Friday, September 27, 2013

Oracle Team USA's Amazing Victory

The come-from-behind victory by Oracle Team USA over Emirates Team New Zealand in the picturesque San Francisco Bay is being rightly hailed as one of the greatest in sailing history.

Team USA was down 8-1 on 11th September. But in the following two weeks, culminating in the spectacular and decisive victory on 25th September, Team USA had run off 8 straight wins to claim victory in the first-to-nine regatta.

How improbable was 8 straight victories?

A student taking an elementary course on statistics may calculate the probability this way: Probability that either Team USA or Team New Zealand will win in any given race is 1/2, or fifty-fifty, similar to when you toss a coin and ask for the probability of getting a head or a tail.

The probability of getting 8 heads (or tails) in a row, using the law of multiplication for independent events, is (1/2)8 = 0.0039, or 0.39%, less than one-half of one percent.

That’s highly improbable. In other words, the likelihood of getting 8 heads in a row, or running off 8 straight victories in a regatta is extremely low.

The student can shrug off the victory by saying, “well, the improbable happens all the time in life, even if statistics says otherwise.”

That’s true, but the logic of (1/2)8 is faulty in this case.

The probability of winning was higher than ½ for Team USA. As the Team began to win and gained psychological momentum, meshing technology and sailing skills in ways that eluded members of Team New Zealand, its probability of winning increased dramatically from 0.5.

In addition, the races were not independent events. Each win increased the probability of subsequent wins, so that the probability of running off straight wins was much higher than what one would expect from a series of independent, binary events.

Statistics comes to life not only when its basic laws are proven true in real-life events but also when simplistic applications of these laws reach their limits and one has to consider other factors, some of which are within the reach of statistics and some not.

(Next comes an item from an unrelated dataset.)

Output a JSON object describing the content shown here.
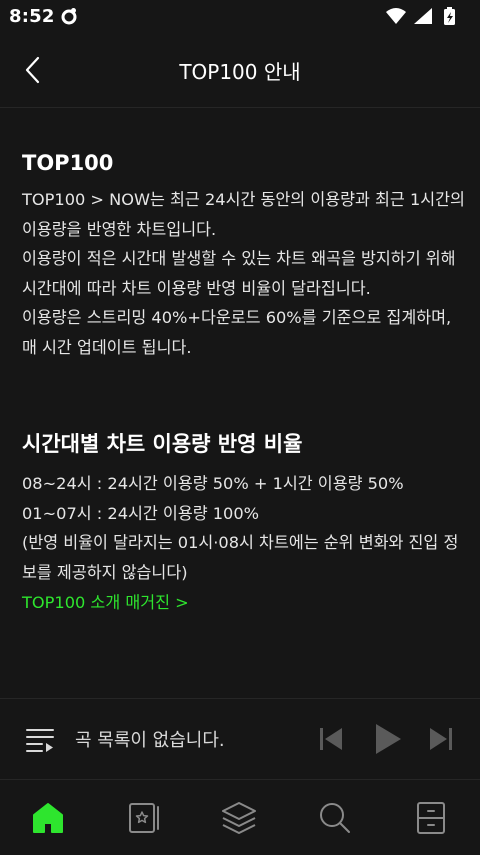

In the case of the 34th America’s Cup and the amazing win by Team USA, conditional probability, along with all its associated quirkiness, had to be considered before estimating a probability of running off 8 consecutive victories. That would be an amazing feat by itself!

No comments: